Professor of Biochemistry and Molecular Biology, University of Massachusetts
Ph.D.: University of Chicago
Vierling Lab research interests are primarily in processes that occur post-transcriptionally and post-translationally to regulate cell function.

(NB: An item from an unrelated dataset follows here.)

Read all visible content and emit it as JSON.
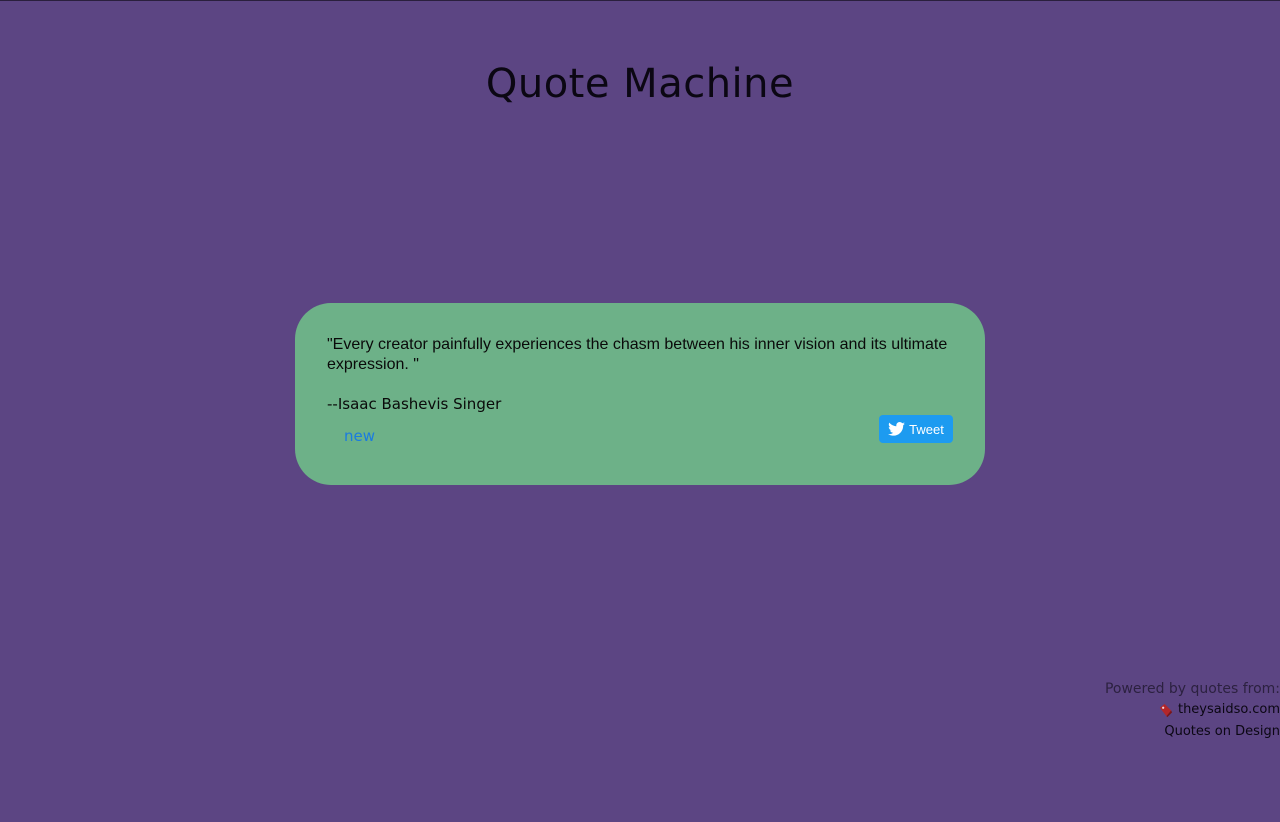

A major component of our research program is aimed at understanding the mechanism of action and biological roles of molecular chaperones. Molecular chaperones are a structurally diverse group of highly conserved proteins that share the capacity to bind substrate proteins that are in non-native states. This interaction can facilitate proper protein folding and maturation, protein targeting and dissolution of protein aggregates formed due to stress or disease, giving chaperones a broad impact on normal cell function and stress responses. We have focused on the structure and function of the small heat shock proteins and the HSP100 class of chaperones. In addition, we have an expanding program investigating factors other than chaperones that are essential for organismal stress tolerance, including new work on an enzyme involved in nitric oxide (NO) metabolism, and efforts to understand translational regulation during stress. In striving to address basic biological questions, our research extends from biochemical and protein structural studies to molecular and classical genetic analysis. Our current studies utilize Arabidopsis thaliana and the cyanobacterium Synechocystis sp. PCC6803 as model organisms.
Kim, M., U. Lee, I. Small, C. des Francs-Small, E. Vierling. Mutations in a mitochondrial transcription termination factor (mTERF)-related protein enhance thermotolerance in the absence of the major molecular chaperone HSP101. Plant Cell, in press. (2012).
Stengel,F., A. J. Baldwin, M. F. Bush, G. R. Hilton, H. Lioe, E. Basha, N. Jaya, E. Vierling, J. L.P. Benesch. Dissecting heterogeneous molecular chaperone complexes using a mass spectrum deconvolution approach. Chem. Biol. 19: 599-607 (2012).
Basha, E., H. O’Neill, E. Vierling. Small Heat Shock Proteins/α-crystallins:Dynamic proteins with flexible functions. Trends Biochem. Sci. 37:106-117 (2012).
Basha, E., H. O’Neill, E. Vierling. Small Heat Shock Proteins/α-crystallins:Dynamic proteins with flexible functions. Trends Biochem. Sci. (2011) Dec 14. [Epub ahead of print]. [PubMed]
Benesch, J.L.P., J A. Aquilina, A. J. Baldwin, A. Rekas, F. Stengel, R. A Lindner, E. Basha, G. L. Devlin, J. Horwitz, E. Vierling, J. A. Carver, & C. V. Robinson. The quaternary organization and dynamics of the molecular chaperone HSP26 are thermally regulated. Chem. Biol. 17:1008-1017 (2010). [Link]
Basha, E., C. Jones, V. Wysocki, E. Vierling. Mechanistic differences between two conserved classes of small heat shock proteins found in the plant cytosol. J. Biol. Chem. 285:11489-11497 (2010). [Link]